[Problem details] Below are records; reply with nothing but the number of lines in them that contain "Connection".

[Records drawn from a dataset]
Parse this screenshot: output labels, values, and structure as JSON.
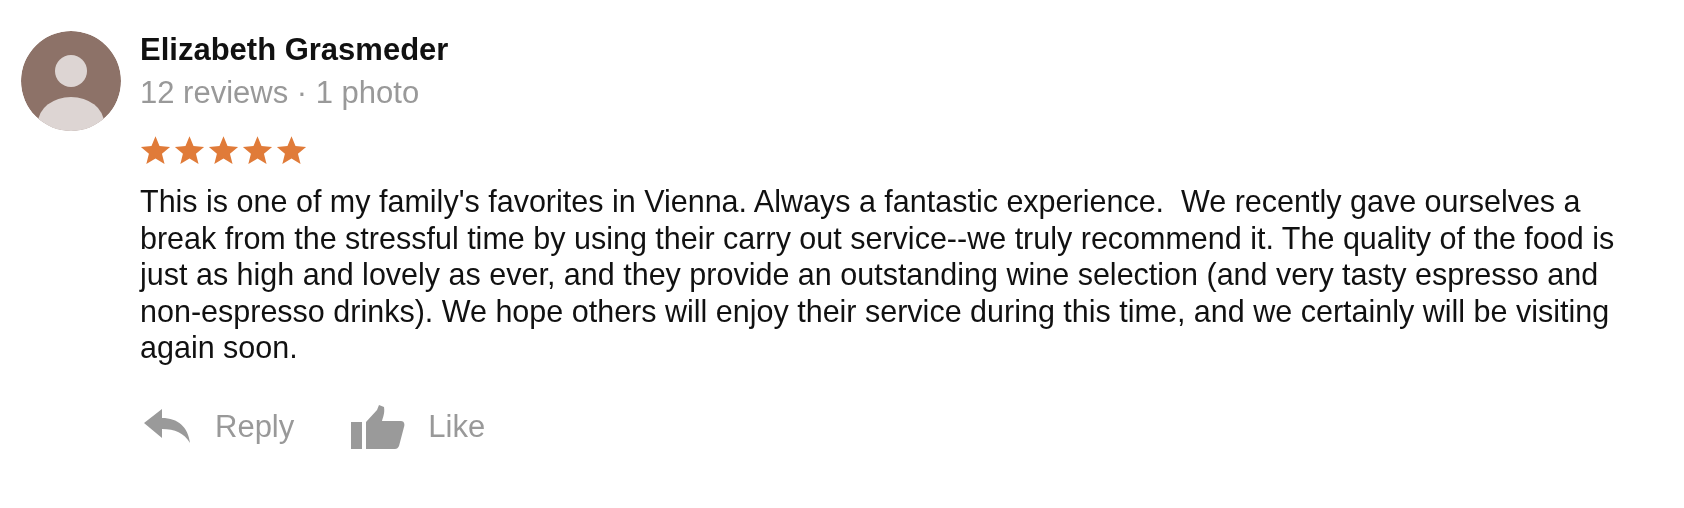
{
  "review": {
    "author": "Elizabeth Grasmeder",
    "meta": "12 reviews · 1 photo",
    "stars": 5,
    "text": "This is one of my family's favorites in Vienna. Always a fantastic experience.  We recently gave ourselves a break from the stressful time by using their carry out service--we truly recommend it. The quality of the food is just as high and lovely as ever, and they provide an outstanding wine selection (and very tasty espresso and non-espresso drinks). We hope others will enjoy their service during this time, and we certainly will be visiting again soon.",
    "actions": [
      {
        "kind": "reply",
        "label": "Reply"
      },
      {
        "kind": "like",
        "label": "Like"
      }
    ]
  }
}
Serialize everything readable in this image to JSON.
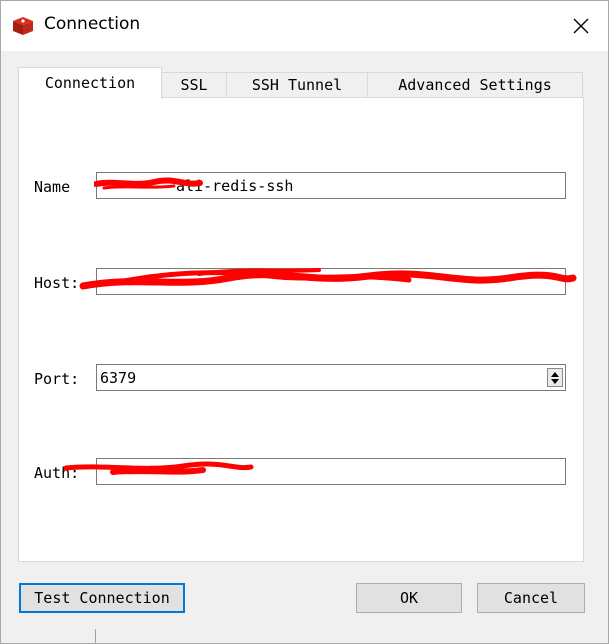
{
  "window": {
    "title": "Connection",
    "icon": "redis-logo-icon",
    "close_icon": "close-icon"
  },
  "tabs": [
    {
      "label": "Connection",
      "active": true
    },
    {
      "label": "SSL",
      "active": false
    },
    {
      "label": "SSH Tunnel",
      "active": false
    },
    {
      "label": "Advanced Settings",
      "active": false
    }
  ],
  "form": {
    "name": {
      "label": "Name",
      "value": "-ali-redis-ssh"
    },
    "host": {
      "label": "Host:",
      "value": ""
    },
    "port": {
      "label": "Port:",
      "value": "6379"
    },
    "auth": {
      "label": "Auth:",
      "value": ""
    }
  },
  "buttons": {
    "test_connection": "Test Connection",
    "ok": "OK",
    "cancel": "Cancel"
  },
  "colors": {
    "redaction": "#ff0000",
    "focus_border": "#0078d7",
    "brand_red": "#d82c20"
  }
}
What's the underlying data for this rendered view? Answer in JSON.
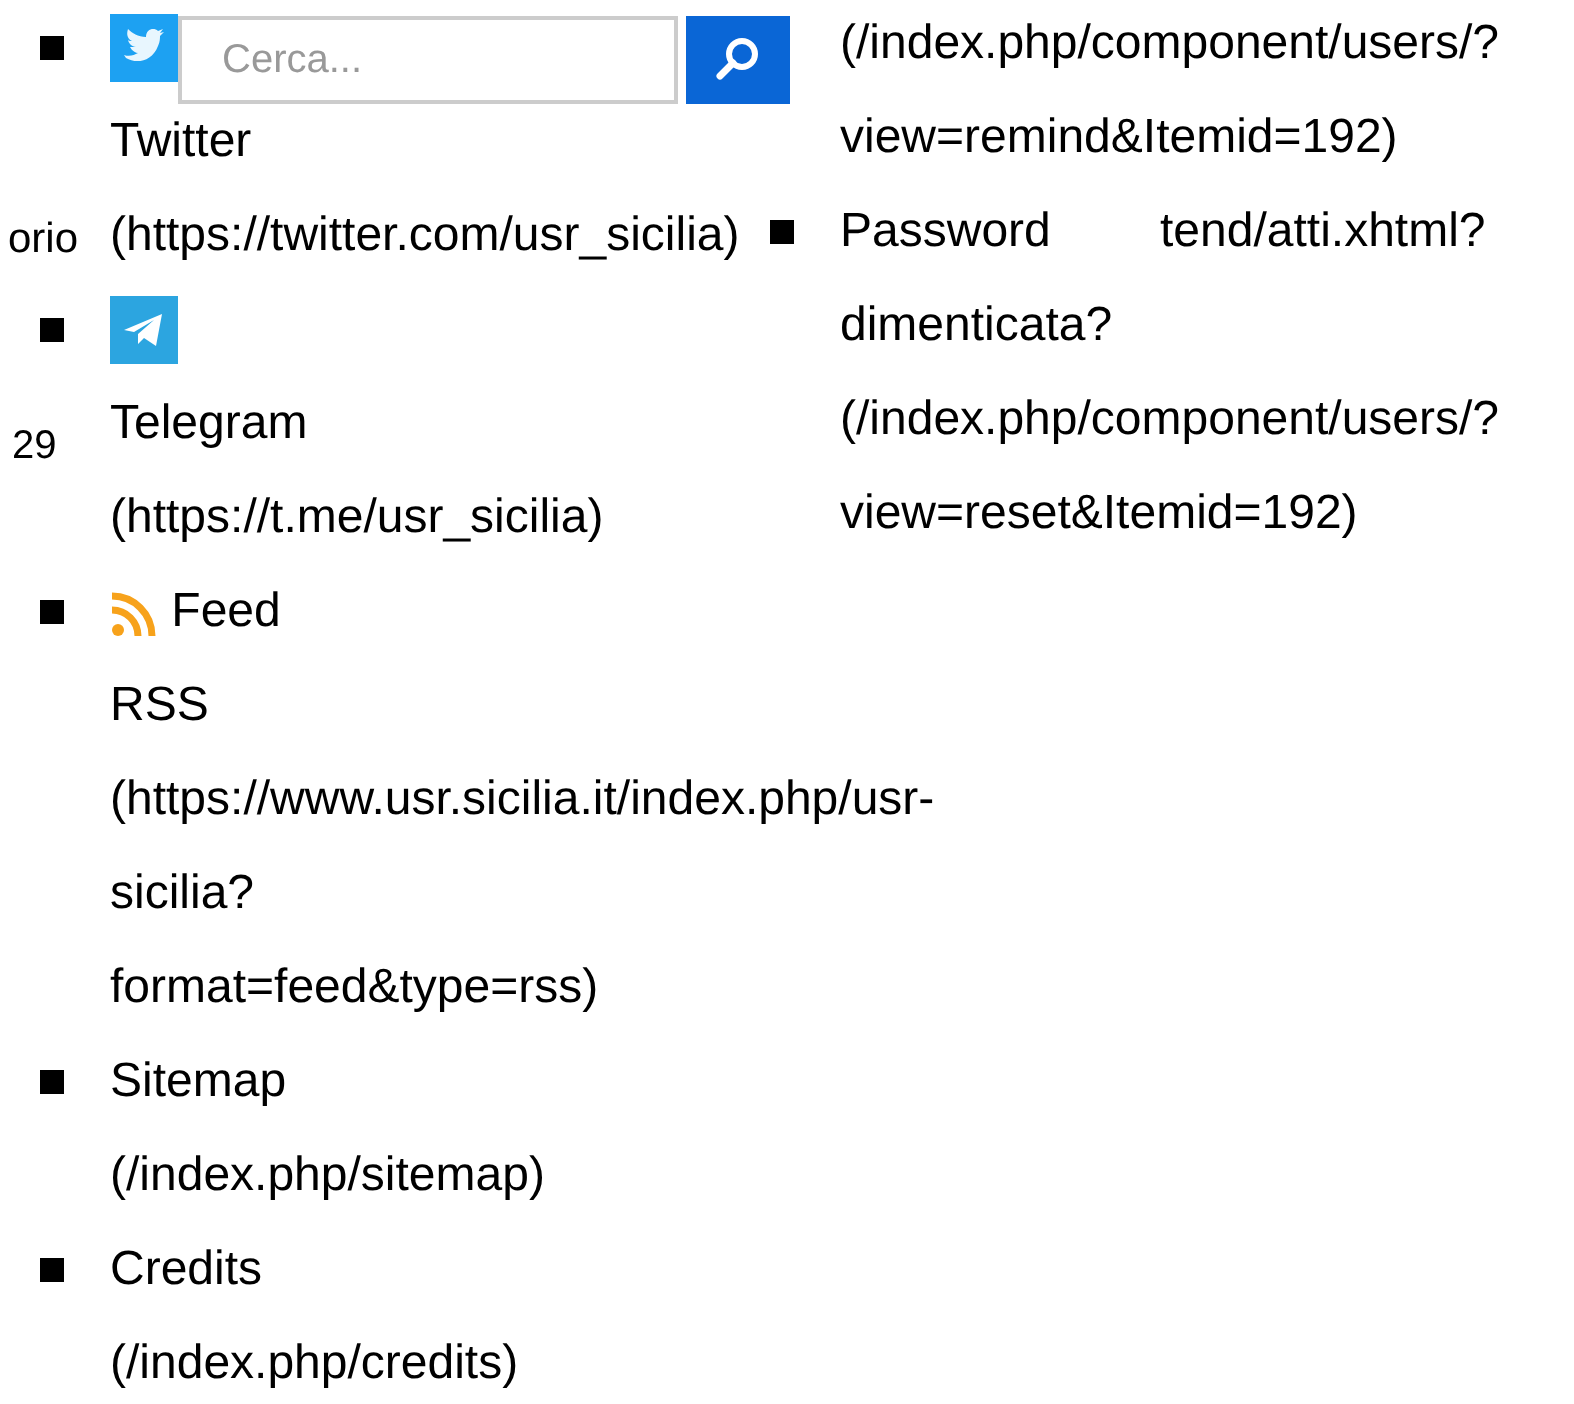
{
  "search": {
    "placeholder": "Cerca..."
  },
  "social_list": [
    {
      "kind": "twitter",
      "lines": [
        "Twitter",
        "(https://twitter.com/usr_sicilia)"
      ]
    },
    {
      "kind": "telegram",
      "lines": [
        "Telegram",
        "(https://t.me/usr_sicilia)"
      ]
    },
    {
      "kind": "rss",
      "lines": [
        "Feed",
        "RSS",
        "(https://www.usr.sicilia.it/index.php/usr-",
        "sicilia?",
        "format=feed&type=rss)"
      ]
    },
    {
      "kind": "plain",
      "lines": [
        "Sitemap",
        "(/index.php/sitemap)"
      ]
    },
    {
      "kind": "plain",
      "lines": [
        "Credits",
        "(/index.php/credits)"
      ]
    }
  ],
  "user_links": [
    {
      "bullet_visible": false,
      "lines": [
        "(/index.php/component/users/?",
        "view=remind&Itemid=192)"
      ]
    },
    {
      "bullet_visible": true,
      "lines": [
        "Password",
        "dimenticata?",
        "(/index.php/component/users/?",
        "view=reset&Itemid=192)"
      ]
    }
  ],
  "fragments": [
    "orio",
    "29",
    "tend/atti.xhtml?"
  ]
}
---
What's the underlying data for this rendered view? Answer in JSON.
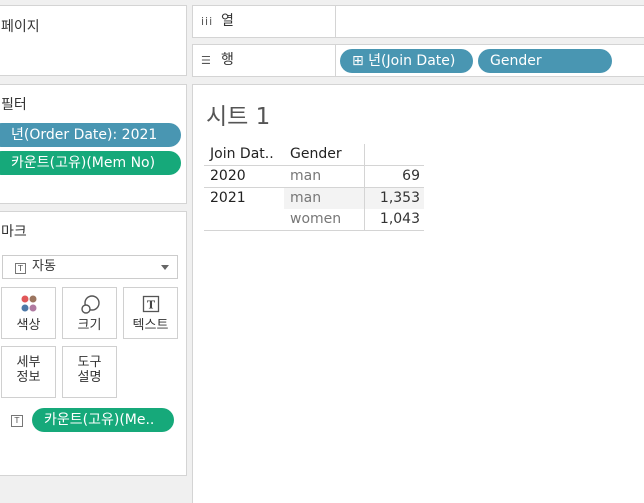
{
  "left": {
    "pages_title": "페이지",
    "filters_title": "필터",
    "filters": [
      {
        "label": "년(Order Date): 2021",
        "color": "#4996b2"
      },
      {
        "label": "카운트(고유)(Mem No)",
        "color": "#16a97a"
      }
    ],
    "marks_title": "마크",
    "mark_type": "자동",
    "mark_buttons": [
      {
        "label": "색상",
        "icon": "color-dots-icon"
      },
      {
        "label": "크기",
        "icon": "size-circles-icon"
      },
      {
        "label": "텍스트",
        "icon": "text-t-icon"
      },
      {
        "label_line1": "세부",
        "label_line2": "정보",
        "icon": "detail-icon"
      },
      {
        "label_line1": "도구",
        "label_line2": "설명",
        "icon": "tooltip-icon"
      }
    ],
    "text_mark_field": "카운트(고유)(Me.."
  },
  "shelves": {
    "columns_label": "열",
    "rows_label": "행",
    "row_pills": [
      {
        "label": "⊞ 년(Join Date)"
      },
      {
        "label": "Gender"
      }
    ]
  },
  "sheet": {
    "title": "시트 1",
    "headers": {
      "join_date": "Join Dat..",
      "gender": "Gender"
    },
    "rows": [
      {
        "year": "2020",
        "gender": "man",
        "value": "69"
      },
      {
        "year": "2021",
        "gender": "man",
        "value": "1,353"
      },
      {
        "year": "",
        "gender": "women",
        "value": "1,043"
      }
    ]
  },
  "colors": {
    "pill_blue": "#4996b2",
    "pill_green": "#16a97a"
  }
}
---
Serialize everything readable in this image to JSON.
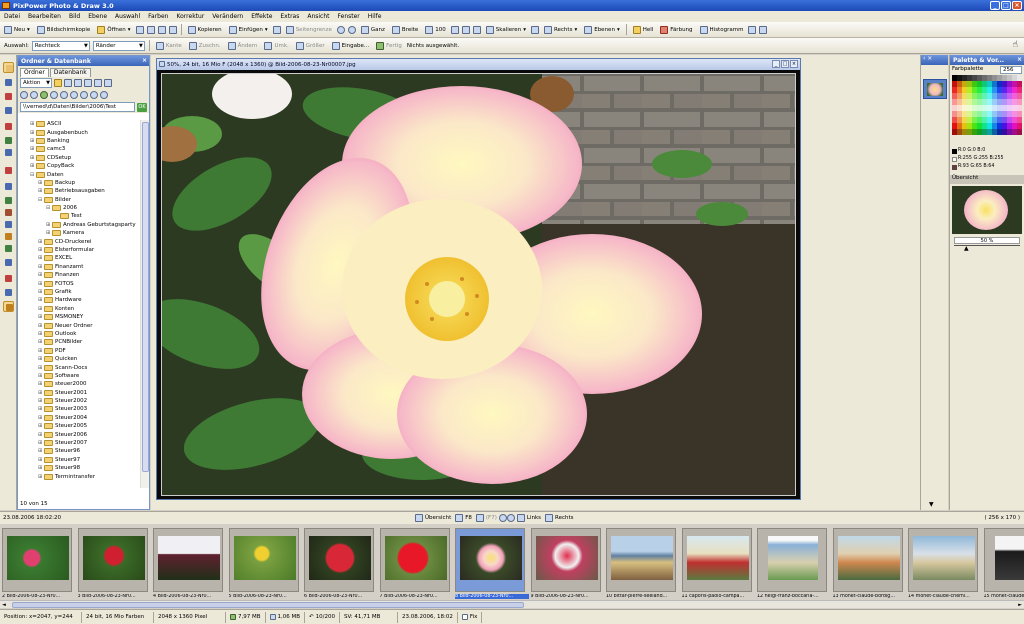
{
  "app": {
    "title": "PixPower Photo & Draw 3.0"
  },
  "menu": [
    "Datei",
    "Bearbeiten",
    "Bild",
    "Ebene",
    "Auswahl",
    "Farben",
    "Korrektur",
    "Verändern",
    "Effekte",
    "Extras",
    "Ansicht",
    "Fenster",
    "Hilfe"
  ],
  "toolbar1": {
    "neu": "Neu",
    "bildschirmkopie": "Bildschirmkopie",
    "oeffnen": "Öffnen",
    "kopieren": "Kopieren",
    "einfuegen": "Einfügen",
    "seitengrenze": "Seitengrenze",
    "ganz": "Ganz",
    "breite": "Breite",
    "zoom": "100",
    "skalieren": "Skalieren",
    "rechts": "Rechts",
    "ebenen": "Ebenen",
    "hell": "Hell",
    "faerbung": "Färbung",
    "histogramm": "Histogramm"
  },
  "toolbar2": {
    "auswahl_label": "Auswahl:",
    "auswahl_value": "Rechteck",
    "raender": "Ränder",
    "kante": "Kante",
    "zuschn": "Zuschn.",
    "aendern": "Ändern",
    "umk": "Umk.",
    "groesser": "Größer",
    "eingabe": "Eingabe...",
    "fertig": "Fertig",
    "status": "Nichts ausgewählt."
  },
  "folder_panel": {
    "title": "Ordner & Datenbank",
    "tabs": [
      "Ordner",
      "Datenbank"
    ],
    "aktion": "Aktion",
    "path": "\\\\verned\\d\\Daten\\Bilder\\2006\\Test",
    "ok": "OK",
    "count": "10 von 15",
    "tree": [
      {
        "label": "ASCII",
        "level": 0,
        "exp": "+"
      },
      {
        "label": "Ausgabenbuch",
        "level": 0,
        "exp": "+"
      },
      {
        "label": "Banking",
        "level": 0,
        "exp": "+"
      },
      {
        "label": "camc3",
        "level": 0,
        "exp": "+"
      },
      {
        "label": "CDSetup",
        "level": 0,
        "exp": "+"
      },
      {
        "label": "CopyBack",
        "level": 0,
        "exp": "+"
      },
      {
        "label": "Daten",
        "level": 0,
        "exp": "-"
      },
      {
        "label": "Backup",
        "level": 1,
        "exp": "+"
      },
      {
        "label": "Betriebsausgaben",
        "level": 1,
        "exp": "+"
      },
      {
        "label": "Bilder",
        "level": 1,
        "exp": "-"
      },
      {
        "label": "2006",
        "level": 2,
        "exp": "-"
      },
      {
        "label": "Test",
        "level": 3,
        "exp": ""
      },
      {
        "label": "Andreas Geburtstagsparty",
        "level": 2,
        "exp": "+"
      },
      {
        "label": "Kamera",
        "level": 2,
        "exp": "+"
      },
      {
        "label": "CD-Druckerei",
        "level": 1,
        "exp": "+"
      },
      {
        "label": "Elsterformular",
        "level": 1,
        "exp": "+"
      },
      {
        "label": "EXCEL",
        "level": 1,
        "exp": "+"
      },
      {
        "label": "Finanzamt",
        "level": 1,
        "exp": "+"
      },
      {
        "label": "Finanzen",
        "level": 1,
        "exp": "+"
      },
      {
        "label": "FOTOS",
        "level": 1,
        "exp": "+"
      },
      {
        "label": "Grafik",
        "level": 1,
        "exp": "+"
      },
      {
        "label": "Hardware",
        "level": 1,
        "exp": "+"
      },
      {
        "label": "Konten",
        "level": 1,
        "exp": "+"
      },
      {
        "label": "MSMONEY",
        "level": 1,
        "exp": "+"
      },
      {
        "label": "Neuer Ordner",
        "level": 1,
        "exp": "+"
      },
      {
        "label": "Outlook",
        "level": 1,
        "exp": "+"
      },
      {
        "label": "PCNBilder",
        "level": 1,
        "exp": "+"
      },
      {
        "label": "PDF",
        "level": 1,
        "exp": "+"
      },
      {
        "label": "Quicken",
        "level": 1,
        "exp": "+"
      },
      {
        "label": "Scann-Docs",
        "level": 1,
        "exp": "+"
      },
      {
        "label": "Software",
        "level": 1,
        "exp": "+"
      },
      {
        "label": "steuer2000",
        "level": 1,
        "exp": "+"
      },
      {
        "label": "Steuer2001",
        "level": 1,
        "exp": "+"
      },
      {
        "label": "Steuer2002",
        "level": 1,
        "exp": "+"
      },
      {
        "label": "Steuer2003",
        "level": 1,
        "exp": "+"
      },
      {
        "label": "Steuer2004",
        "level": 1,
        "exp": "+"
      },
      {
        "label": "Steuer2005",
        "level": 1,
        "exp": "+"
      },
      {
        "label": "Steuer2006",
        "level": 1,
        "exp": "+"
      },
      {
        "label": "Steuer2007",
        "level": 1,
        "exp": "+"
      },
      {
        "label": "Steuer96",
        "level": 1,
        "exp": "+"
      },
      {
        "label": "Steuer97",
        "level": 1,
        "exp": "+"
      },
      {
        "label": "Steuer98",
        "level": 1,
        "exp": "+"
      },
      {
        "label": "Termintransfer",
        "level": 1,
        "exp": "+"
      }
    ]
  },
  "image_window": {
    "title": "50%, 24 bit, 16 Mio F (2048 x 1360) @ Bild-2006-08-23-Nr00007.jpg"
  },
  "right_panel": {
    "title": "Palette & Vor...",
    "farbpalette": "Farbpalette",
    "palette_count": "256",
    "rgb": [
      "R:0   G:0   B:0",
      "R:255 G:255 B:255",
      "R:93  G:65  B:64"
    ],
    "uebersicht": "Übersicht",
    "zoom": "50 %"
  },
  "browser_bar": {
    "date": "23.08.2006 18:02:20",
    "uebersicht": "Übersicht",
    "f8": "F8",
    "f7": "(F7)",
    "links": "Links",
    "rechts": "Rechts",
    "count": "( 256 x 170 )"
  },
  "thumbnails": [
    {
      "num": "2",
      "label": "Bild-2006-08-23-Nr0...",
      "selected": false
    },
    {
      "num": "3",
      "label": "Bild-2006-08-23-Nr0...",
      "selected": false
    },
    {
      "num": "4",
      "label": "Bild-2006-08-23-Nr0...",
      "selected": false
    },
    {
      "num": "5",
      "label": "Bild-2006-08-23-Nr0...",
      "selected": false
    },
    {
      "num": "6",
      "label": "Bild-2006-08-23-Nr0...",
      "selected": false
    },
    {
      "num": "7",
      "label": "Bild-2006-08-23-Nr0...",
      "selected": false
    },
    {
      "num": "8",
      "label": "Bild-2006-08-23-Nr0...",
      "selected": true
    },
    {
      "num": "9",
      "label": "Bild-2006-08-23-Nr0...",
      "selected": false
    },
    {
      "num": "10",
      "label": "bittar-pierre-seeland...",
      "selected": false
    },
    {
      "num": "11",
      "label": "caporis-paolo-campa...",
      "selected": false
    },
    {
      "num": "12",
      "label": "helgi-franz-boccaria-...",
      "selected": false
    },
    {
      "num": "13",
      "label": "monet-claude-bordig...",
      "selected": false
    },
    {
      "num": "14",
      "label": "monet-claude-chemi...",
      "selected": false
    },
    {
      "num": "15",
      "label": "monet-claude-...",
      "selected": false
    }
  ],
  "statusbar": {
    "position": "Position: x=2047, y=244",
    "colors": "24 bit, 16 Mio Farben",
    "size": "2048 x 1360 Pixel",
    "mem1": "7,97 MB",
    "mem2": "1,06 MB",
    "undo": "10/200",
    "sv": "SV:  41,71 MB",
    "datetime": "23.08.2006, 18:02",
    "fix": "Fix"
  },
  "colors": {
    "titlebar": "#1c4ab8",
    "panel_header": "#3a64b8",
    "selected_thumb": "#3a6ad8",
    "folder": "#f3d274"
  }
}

[Answer box] 3